Sigmund and Beaumont: Miss Sally’s Favourite Forget-Me-Nots

Sigmund and Beaumont: Miss Sallys Favourite Forget-Me-Nots

Mothering Sunday was here. That meant it was mid-March, and Beaumont, a wee black bowtie-wearing housecat, and his best friend Sigmund, a house spider, were eager for spring. The flowers were starting to bloom, and the sun shone warmly across the earth. Life was returning once more. Miss Sally was out in the garden, kneeling by the flower beds as she worked to prepare them for spring. She always loved growing an assortment of wildflowers, which Sigmund particularly loved because they brought all sorts of tasty snacks for him. Especially the winged sort, his favourite. Beaumont watched from the window as Miss Sally stood up and went into the greenhouse. Beaumont followed, Sigmund catching a ride on his head. Beaumont peered inside, curious. There Miss Sally sat, holding a small pot of dainty pale blue flowers. Forget-Me-Nots. 

Beaumont turned to Sigmund. 

“Miss Sally looks so sad with those flowers. I thought they were her favourites,” he meowed. “Doesn’t Mr. Thomas always bring her some every spring?”

“Yes, methinks so,” Sigmund replied. He tapped a foot to his mandible as he pondered. “Methinks she’s lonely. It’s Motherin’ Sunday, Mother’s Day, so it is.”

“I think you might be right. We should get her a whole bunch of Forget-Me-Nots. Mr. Thomas would have more. That would cheer her up, I think!” replied Beaumont excitedly. “She may not have any children of her own to bring her flowers for Mothering Sunday, but we sure can! She is always in my thoughts, that’s for certain. She’s my mother.”

“We’ll gets her a whole bunch, as many as we can be gettin’,” Sigmund chimed. 

Beaumont was on a mission. He took off down the road toward Mr. Thomas’s farm, adrenaline from his excitement running through him. He meowed and pawed at Mr. Thomas’s door until it opened. Mr. Thomas laughed as Beaumont spun around, trying to get him to follow. Finally, he did, jogging behind the cat as they went. Beaumont, with Sigmund still perched on his head, meowed at the door of Mr. Thomas’s greenhouse, prompting him to open the door. In Beaumont pranced. He scanned the room. Then, the rows of little blue Forget-Me-Nots caught his eye. He jumped up, again meowing. Mr. Thomas went over, raising an eyebrow at the cat. Beaumont danced around, then nodded toward Miss Sally’s house. 

It took several minutes of charades for Mr. Thomas to understand what Beaumont meant, but he again laughed and got to work.
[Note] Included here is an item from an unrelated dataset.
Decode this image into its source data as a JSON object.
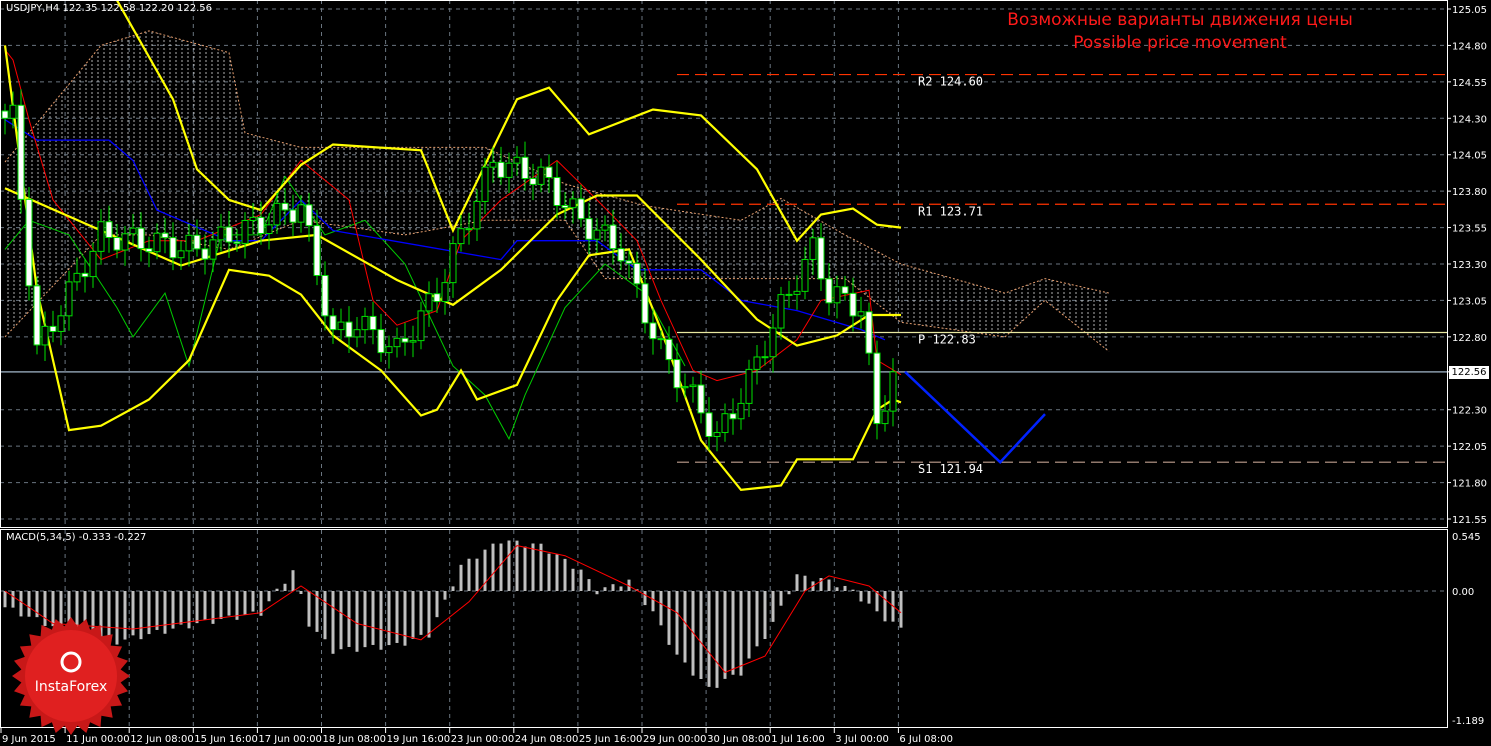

He grabbed the waggon cart from the corner of the greenhouse shed and began filling it up with as many of the flowers as he could fit. Beaumont led the way back to Miss Sally’s, racing to get home to her. Sigmund caught a ride among the flowers. 

Mr. Thomas could hardly keep up!

Miss Sally, having been lost in a daydream, looked up startled when she heard the commotion. She stood up, putting down the small pot of the flowers she had been holding and contemplating, and went quickly outside. Beaumont beamed as he brushed up against her legs, then meowed gleefully as Mr. Thomas arrived, panting, with the cart of Forget-Me-Nots in tow. Both he and Miss Sally laughed. She went over to them, glancing back at Beaumont. He followed her. She scooped him up into her arms, giving him scratches under the chin in her thanks. They indeed brightened her day.

 Mr. Thomas handed her a pot of them, then smiled comfortingly as he gently took her hand. Beaumont was her family, and Beaumont and Mr. Thomas were both her greatest joys. These flowers reminded her of that. They celebrated Miss Sally for being a mother figure to Beaumont, and that was enough. The Forget-Me-Nots reminded her of the loyalty, love, and faithfulness of Mr. Thomas, and indeed of her sweet, beloved Beaumont.